House Speaker John Boehner tried to tone down his remarks from earlier this week when he said "so be it" in response to a reporter's question about Republican spending cuts leading to job losses for federal workers. Democrats quickly seized on his comments to paint the Republicans as out of touch with the pain of unemployed workers while the unemployment rate is at nine percent.
(Watch excerpts from Boehner's remarks at left.)
"Listen, I don't want anyone to lose their job, whether they're a federal employee or not," Boehner told reporters at his weekly press conference on Thursday. But he did not say he would do anything to prevent federal jobs losses.
"Come on, we're broke," he said, explaining that lawmakers had to make "tough choices" about where to cut spending.
Boehner also played down a major hit he took yesterday, when 110 members of his party joined 123 Democrats to kill $450 million in funding for the Joint Strike Fighter second engine program -- an elimination that would cost his own constituents jobs, as parts of the fighter engine would be built in Cincinnati near his own district.
"I am committed to the House working its will," Boehner said. "This is not about me. This is not about my district. This ought to be about the U.S. House speaking on behalf of all Americans - both Democrats and Republicans."
The funding could be restored for the second engine if the Senate does not include the cut in its version of a spending bill to keep the government operating beyond March 4th.
As the House tries to wrap up its work on a $1 trillion spending bill that includes more than $60 billion in spending cuts as early as today, the rhetoric surrounding a possible government shutdown is getting heated.
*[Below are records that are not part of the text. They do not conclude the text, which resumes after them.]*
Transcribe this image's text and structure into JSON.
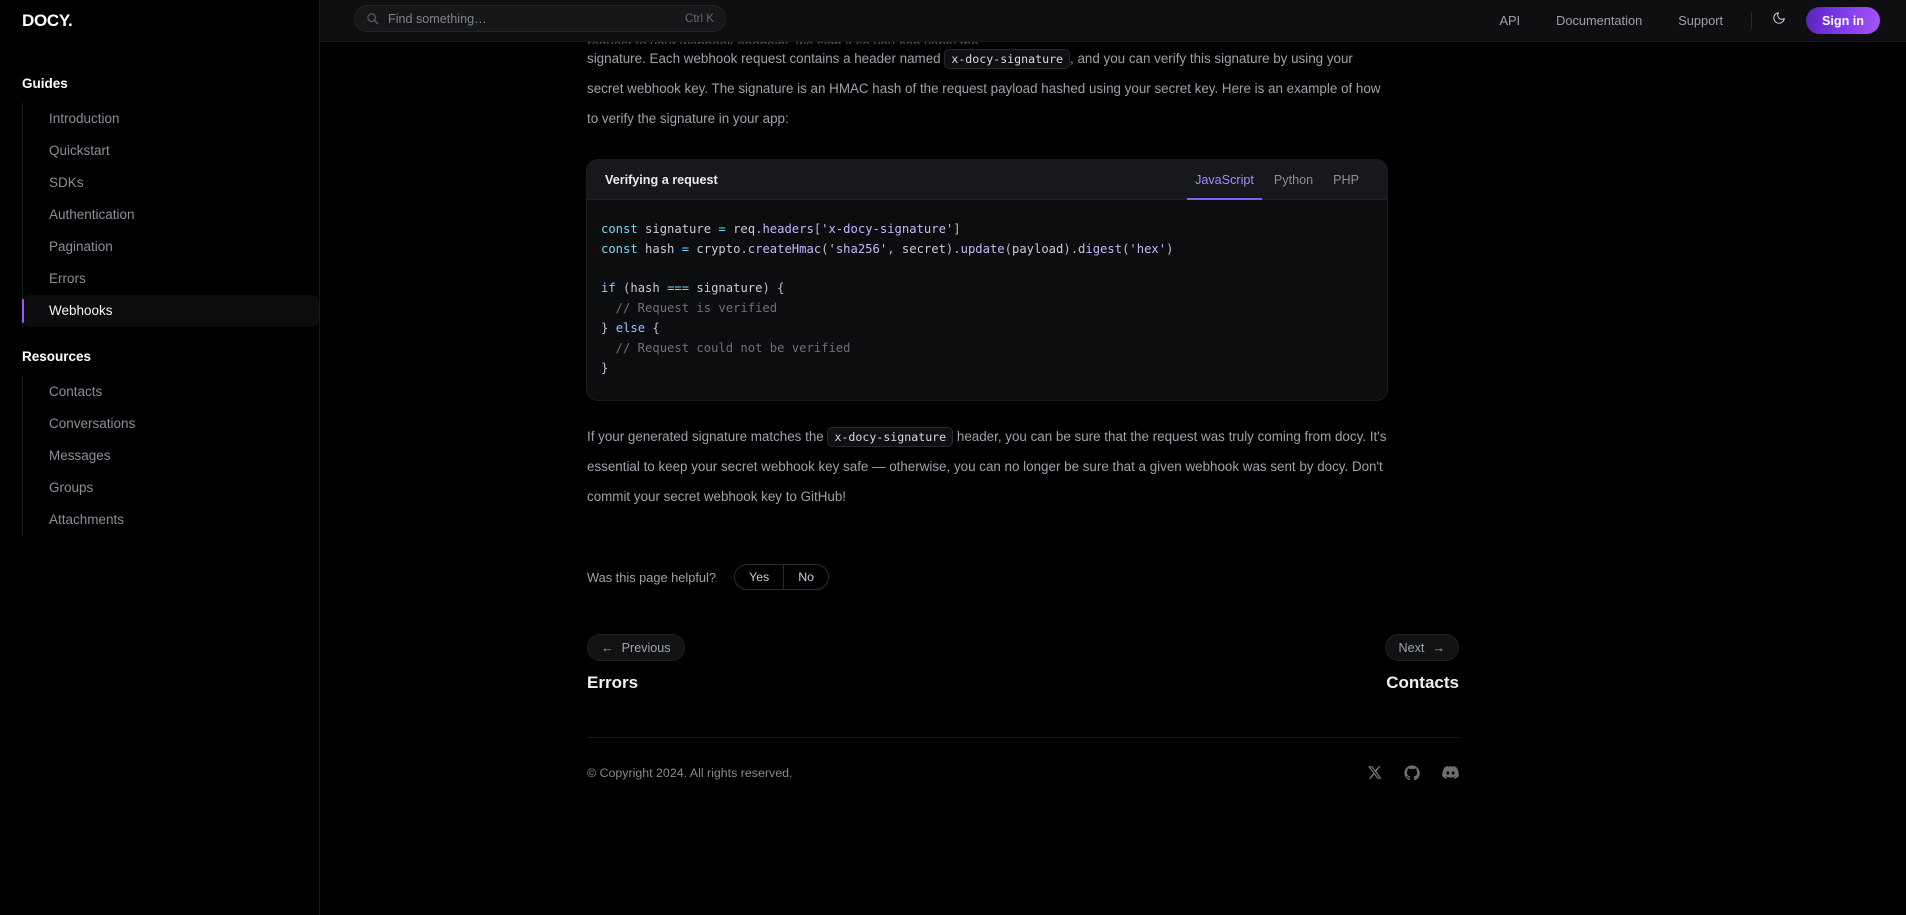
{
  "brand": {
    "name": "DOCY."
  },
  "search": {
    "placeholder": "Find something…",
    "shortcut": "Ctrl K",
    "icon": "search-icon"
  },
  "header": {
    "links": [
      {
        "label": "API"
      },
      {
        "label": "Documentation"
      },
      {
        "label": "Support"
      }
    ],
    "theme_toggle_icon": "moon-icon",
    "signin_label": "Sign in",
    "accent_color": "#8b5cf6"
  },
  "sidebar": {
    "sections": [
      {
        "title": "Guides",
        "items": [
          {
            "label": "Introduction",
            "active": false
          },
          {
            "label": "Quickstart",
            "active": false
          },
          {
            "label": "SDKs",
            "active": false
          },
          {
            "label": "Authentication",
            "active": false
          },
          {
            "label": "Pagination",
            "active": false
          },
          {
            "label": "Errors",
            "active": false
          },
          {
            "label": "Webhooks",
            "active": true
          }
        ]
      },
      {
        "title": "Resources",
        "items": [
          {
            "label": "Contacts",
            "active": false
          },
          {
            "label": "Conversations",
            "active": false
          },
          {
            "label": "Messages",
            "active": false
          },
          {
            "label": "Groups",
            "active": false
          },
          {
            "label": "Attachments",
            "active": false
          }
        ]
      }
    ]
  },
  "content": {
    "clipped_line": "request to your webhook endpoint, we sign it so you can verify the",
    "para1_a": "signature. Each webhook request contains a header named",
    "para1_code": "x-docy-signature",
    "para1_b": ", and you can verify this signature by using your secret webhook key. The signature is an HMAC hash of the request payload hashed using your secret key. Here is an example of how to verify the signature in your app:",
    "para2_a": "If your generated signature matches the",
    "para2_code": "x-docy-signature",
    "para2_b": "header, you can be sure that the request was truly coming from docy. It's essential to keep your secret webhook key safe — otherwise, you can no longer be sure that a given webhook was sent by docy. Don't commit your secret webhook key to GitHub!"
  },
  "code_block": {
    "title": "Verifying a request",
    "tabs": [
      {
        "label": "JavaScript",
        "active": true
      },
      {
        "label": "Python",
        "active": false
      },
      {
        "label": "PHP",
        "active": false
      }
    ],
    "lines": {
      "l1_kw": "const",
      "l1_var": " signature ",
      "l1_eq": "=",
      "l1_obj": " req",
      "l1_dot": ".",
      "l1_prop": "headers",
      "l1_br_open": "[",
      "l1_str": "'x-docy-signature'",
      "l1_br_close": "]",
      "l2_kw": "const",
      "l2_var": " hash ",
      "l2_eq": "=",
      "l2_obj": " crypto",
      "l2_dot1": ".",
      "l2_fn1": "createHmac",
      "l2_p1": "(",
      "l2_str1": "'sha256'",
      "l2_comma": ", ",
      "l2_arg1": "secret",
      "l2_p2": ")",
      "l2_dot2": ".",
      "l2_fn2": "update",
      "l2_p3": "(",
      "l2_arg2": "payload",
      "l2_p4": ")",
      "l2_dot3": ".",
      "l2_fn3": "digest",
      "l2_p5": "(",
      "l2_str2": "'hex'",
      "l2_p6": ")",
      "l4_kw": "if",
      "l4_p1": " (",
      "l4_v1": "hash ",
      "l4_op": "===",
      "l4_v2": " signature",
      "l4_p2": ") {",
      "l5_comment": "  // Request is verified",
      "l6_brace": "} ",
      "l6_kw": "else",
      "l6_open": " {",
      "l7_comment": "  // Request could not be verified",
      "l8_brace": "}"
    }
  },
  "feedback": {
    "question": "Was this page helpful?",
    "yes_label": "Yes",
    "no_label": "No"
  },
  "pagination": {
    "previous_label": "Previous",
    "previous_arrow": "←",
    "previous_title": "Errors",
    "next_label": "Next",
    "next_arrow": "→",
    "next_title": "Contacts"
  },
  "footer": {
    "copyright": "© Copyright 2024. All rights reserved.",
    "socials": [
      {
        "name": "x-twitter-icon"
      },
      {
        "name": "github-icon"
      },
      {
        "name": "discord-icon"
      }
    ]
  }
}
"We have some Democrats here on Capitol Hill threatening to shut down government rather than to cut spending and to follow the will of the American people," said Boehner referring to Senate Democrats led by Senator Chuck Schumer (D-NY) and majority leader Harry Reid (D-NV).
(Watch Reid's response at left.)
Boehner also said at the press conference that he's "not going to move any kind of short-term CR at current levels."
Reid characterized that statement as a threat to shut down the government if the House does not get its way. "We're terribly disappointed that Speaker Boehner can't control the votes in his caucus to prevent a shutdown of government and now he is resorting to threats to do just that without any negotiations," said Reid.
"That is not permissible," Reid added. "We will not stand for that"
Boehner spokesman Michael Steel immediately shot back in an emailed statement.
"If Sen. Reid is unwilling to listen to the American people and cut spending in a temporary CR, he will be responsible for the government shut-down he and Sen. Schumer are rooting for," said Steel.
Of course, for all of the back and forth over which chamber is more concerned about a government shutdown, both the House and Senate go on recess next week. The Senate won't even take up a spending bill, a bill guaranteed to look very different from the legislation the House will pass this week, until after that break. So both parties are leaving very little time to work out differences and prevent a government shutdown.